* Goal of the exercise:
Check each line of the data for "Embassy", then give the number of lines that have it, without any other words.

Excerpts from an interface dataset
· · · ·

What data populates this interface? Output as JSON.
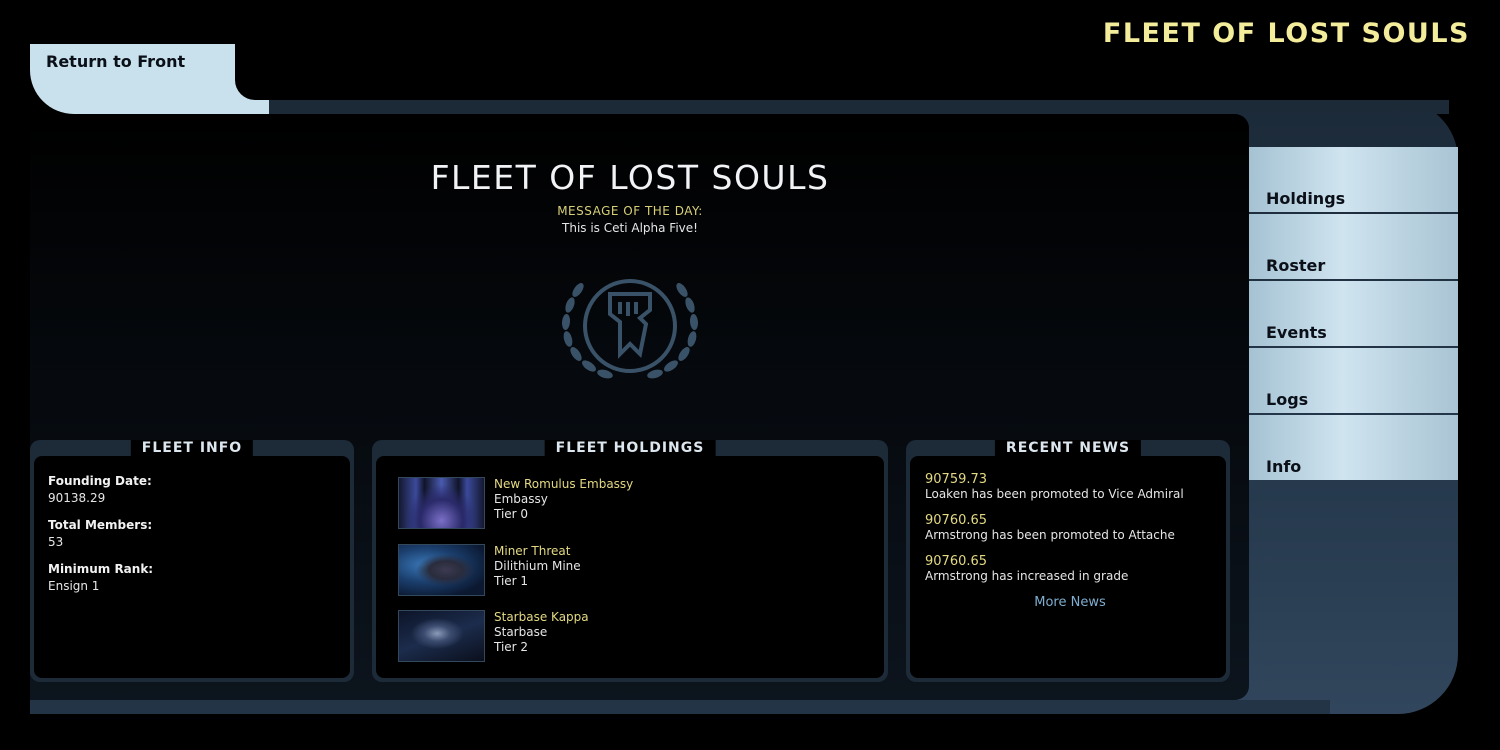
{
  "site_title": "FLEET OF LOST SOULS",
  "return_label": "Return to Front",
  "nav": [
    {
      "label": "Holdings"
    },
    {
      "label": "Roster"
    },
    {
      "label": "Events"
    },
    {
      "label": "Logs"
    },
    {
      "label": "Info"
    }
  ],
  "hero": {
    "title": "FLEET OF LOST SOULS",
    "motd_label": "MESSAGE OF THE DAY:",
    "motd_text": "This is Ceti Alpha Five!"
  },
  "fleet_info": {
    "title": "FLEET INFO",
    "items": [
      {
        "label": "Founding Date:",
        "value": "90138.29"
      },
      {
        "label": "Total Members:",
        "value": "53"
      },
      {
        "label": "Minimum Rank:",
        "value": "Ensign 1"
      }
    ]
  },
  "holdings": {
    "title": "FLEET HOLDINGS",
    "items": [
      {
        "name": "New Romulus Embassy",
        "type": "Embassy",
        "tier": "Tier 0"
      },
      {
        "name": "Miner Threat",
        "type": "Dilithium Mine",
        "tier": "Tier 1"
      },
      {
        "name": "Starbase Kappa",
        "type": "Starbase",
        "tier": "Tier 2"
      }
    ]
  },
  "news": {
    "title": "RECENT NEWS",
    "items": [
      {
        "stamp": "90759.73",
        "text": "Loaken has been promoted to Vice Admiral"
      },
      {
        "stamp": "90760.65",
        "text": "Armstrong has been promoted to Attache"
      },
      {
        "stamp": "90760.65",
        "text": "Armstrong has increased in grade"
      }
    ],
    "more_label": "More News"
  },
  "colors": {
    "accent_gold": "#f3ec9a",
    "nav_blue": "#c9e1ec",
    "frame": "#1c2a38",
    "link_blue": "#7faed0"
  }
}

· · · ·

* Response:
2